You won't find many surprises in the Domino's feature set, except perhaps its sparseness. Its address book holds 250 names, each with room for six phone numbers, two e-mail addresses, two URLs, two street addresses, and a note. You can access group calling from the contact menu. While you can assign ringtones and photo IDs, it won't be from the contact card. Instead, you'll need to open an image or a ringtone in the media folders to link them with your friend's name. Note that the Domino has no camera (like many other phones of this level,) so you won't be able to create photo IDs that way. There are, however, a few images to get you going, and you can buy more tunes and images from MetroPCS' @Metro online store.
The tools inside are typical. There's a calendar, a voice recorder, an alarm clock, a calculator and a tip calculator, a timer, and a stopwatch. Texting and Bluetooth 2.0 are also available; a browser, an e-mail application, a backup app, and mobile IM come courtesy of MetroPCS' preloaded bundle of branded apps. These programs will let you access Web-stored data in a pinch, but keep in mind that the small screen size may make you squint.
When we tried out the browser, it took about 15 seconds to load a very poorly rendered version of CNET's mobile site on the Metro Web app. Navigating to the page you want is slightly easier using the Google search bar on the default MetroPCS splash page or any of the links, though the pipsqueak screen still makes reading results a long scroll down.
We tested the dual-band (CDMA 850/1900) Kyocera Domino in San Francisco. Call quality was fairly good overall. The volume was fine, but we could have raised it as well. Voices sounded natural and clear, though we did hear interruptions on the line that sounded like bumps in the road, making voices fluctuate up and down. The calls were also dotted with some mild feedback that never interrupted the conversation.
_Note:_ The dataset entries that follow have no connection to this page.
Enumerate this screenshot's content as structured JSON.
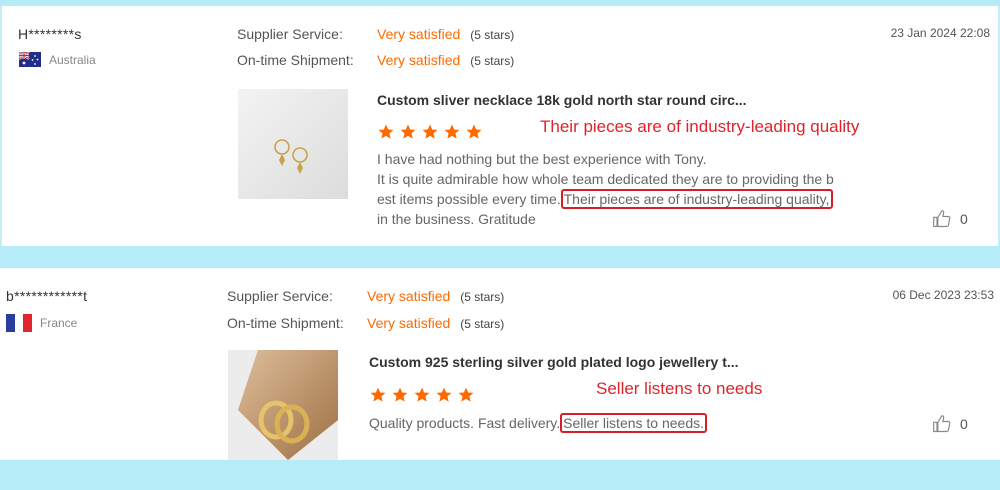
{
  "reviews": [
    {
      "reviewer": "H********s",
      "country": "Australia",
      "supplier_label": "Supplier Service:",
      "supplier_value": "Very satisfied",
      "supplier_stars": "(5 stars)",
      "shipment_label": "On-time Shipment:",
      "shipment_value": "Very satisfied",
      "shipment_stars": "(5 stars)",
      "date": "23 Jan 2024 22:08",
      "product_title": "Custom sliver necklace 18k gold north star round circ...",
      "rating": 5,
      "annotation": "Their pieces are of industry-leading quality",
      "review_line1": "I have had nothing but the best experience with Tony.",
      "review_line2": "It is quite admirable how whole team dedicated they are to providing the b",
      "review_line3_pre": "est items possible every time.",
      "review_highlight": "Their pieces are of industry-leading quality,",
      "review_line4": "in the business. Gratitude",
      "likes": "0"
    },
    {
      "reviewer": "b************t",
      "country": "France",
      "supplier_label": "Supplier Service:",
      "supplier_value": "Very satisfied",
      "supplier_stars": "(5 stars)",
      "shipment_label": "On-time Shipment:",
      "shipment_value": "Very satisfied",
      "shipment_stars": "(5 stars)",
      "date": "06 Dec 2023 23:53",
      "product_title": "Custom 925 sterling silver gold plated logo jewellery t...",
      "rating": 5,
      "annotation": "Seller listens to needs",
      "review_pre": "Quality products. Fast delivery.",
      "review_highlight": "Seller listens to needs.",
      "likes": "0"
    }
  ],
  "colors": {
    "accent": "#ff6a00",
    "annotation": "#e0232a",
    "background": "#b6ecf8"
  }
}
On their end, callers said we sounded loud, but not altogether clear. Our voice quality was a little distorted, they said. The distortion disappeared when we pulled the phone away from our lips, but at the expense of volume. We were clear enough for normal conversation, however, and our friends didn't notice any feedback or interruptions.
Kyocera Domino call quality sample
Speakerphone was pretty good on our end. It was loud and voices were relatively clear, considering they flowed out from the phone's external speaker on the back. On their end, callers said we sounded clearer over the speakerphone, but quieter. They had to listen a bit harder to hear our reduced volume.
The Domino has a rated battery life of of 3.3 hours of talk time and a rated standby time of 8.3 days. Our tests revealed a talk time of 4 hours and 12 minutes. It has a digital SAR of 1.2 watts per kilogram, according to FCC radiation tests.
The Domino's price is right. It costs $19 with an instant discount and $29 at full retail. Since it's a prepaid phone, there's no two-year contract. That's unfortunately not enough to overcome the phone's drawbacks. It's bad enough that the screen is so small and its resolution is so low. What adds insult to injury is that Kyocera has done little to improve the quality of its components, instead giving us almost the same underpowered handset it did with the Jax. Call quality and speakerphone may be the best things about the Domino apart from its portability, but they aren't enough for us to recommend it, not when there are better phones in MetroPCS' lineup that don't cost much more.